--- INPUT DATA ---

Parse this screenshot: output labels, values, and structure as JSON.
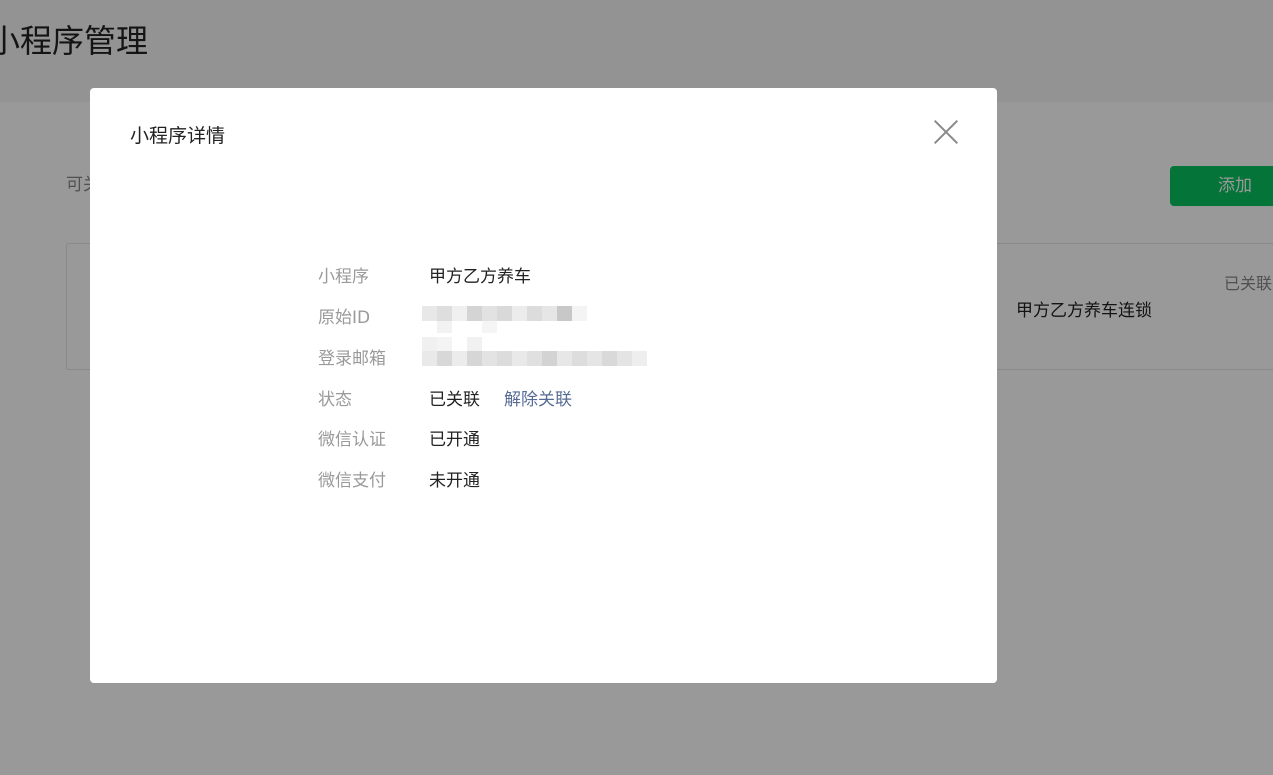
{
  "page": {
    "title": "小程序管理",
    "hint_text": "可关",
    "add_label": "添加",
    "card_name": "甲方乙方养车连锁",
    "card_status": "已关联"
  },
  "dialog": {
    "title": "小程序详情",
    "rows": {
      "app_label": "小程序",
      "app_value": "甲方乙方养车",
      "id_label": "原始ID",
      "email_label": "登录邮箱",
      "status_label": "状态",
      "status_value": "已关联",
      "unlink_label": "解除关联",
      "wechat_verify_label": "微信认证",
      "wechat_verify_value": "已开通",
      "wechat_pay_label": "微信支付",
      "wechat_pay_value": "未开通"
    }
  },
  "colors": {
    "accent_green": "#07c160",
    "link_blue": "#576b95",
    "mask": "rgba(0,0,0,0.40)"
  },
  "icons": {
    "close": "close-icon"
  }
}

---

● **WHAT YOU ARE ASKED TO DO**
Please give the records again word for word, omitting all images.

● **EXPECTED OUTPUT**
Parse this screenshot: output labels, values, and structure as JSON.
{
  "page": {
    "title": "小程序管理",
    "hint_text": "可关",
    "add_label": "添加",
    "card_name": "甲方乙方养车连锁",
    "card_status": "已关联"
  },
  "dialog": {
    "title": "小程序详情",
    "rows": {
      "app_label": "小程序",
      "app_value": "甲方乙方养车",
      "id_label": "原始ID",
      "email_label": "登录邮箱",
      "status_label": "状态",
      "status_value": "已关联",
      "unlink_label": "解除关联",
      "wechat_verify_label": "微信认证",
      "wechat_verify_value": "已开通",
      "wechat_pay_label": "微信支付",
      "wechat_pay_value": "未开通"
    }
  },
  "colors": {
    "accent_green": "#07c160",
    "link_blue": "#576b95",
    "mask": "rgba(0,0,0,0.40)"
  },
  "icons": {
    "close": "close-icon"
  }
}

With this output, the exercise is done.